  • Reduce mortality risk
  • Fight Type 2 diabetes
  • Improve quality of sleep
  • Recover from hip fractures

The study showed that those who had lifted regularly for some time were protected against numerous age-related health issues related to neuromuscular functioning, sarcopenia, muscle force-generating capacity, cognitive functioning, overall functional capability and performance, and mitochondrial impairment.

Is weight lifting riskier in old age?

Lifting weights risks at any age, however, hundreds of studies have shown weight training to be safe, enjoyable, and beneficial as we get older.

Anyone can get injured when working out, so knowing how to safely use equipment, warming up and cooling down properly, and using proper form will keep you in action.

Before starting, have a medical checkup or ask your doctor for clearance. This is especially true if you haven’t exercised before or have taken a long break from physical activity.

What type of weight training is best?

Weight training is an activity anyone can start regardless of age. It doesn’t take lifting like a competitor to gain major benefits, and many of the benefits are immediate. As you train, your cardiovascular and musculoskeletal fitness will improve, thus helping you to prevent injuries as you progress.

Whether you train using your body weight, dumbbells, systems weights, full Olympic style, or with some other style, focus on gradually increasing intensity and power.

A personal trainer can help you meet your goals with a form that works for you, plus teach you how and when to safely increase your challenges. Finding a weight training style you like will motivate you so you keep showing up for workouts — whether it’s at the gym or in your living room.
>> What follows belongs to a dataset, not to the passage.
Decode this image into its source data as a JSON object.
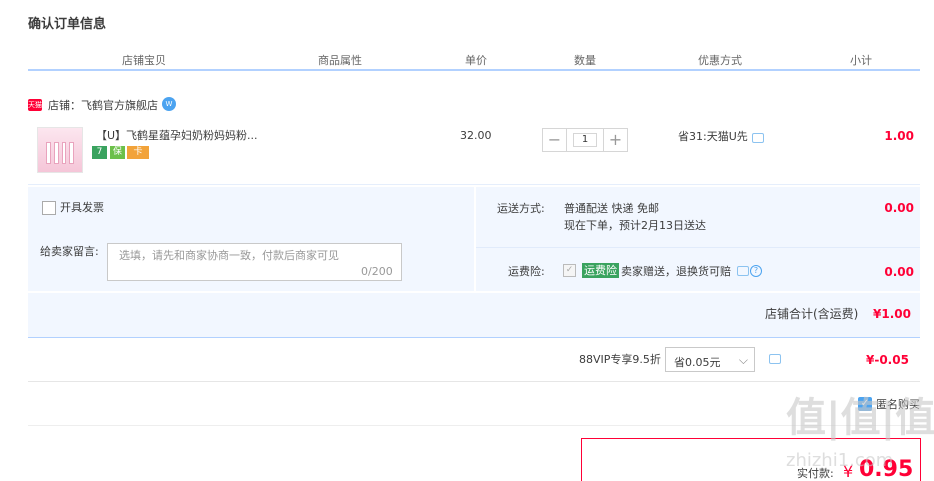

Before starting any exercise program, be sure to consult with your health care practitioner, and if you are uncertain where to begin, reach out to a local certified personal trainer who can guide you.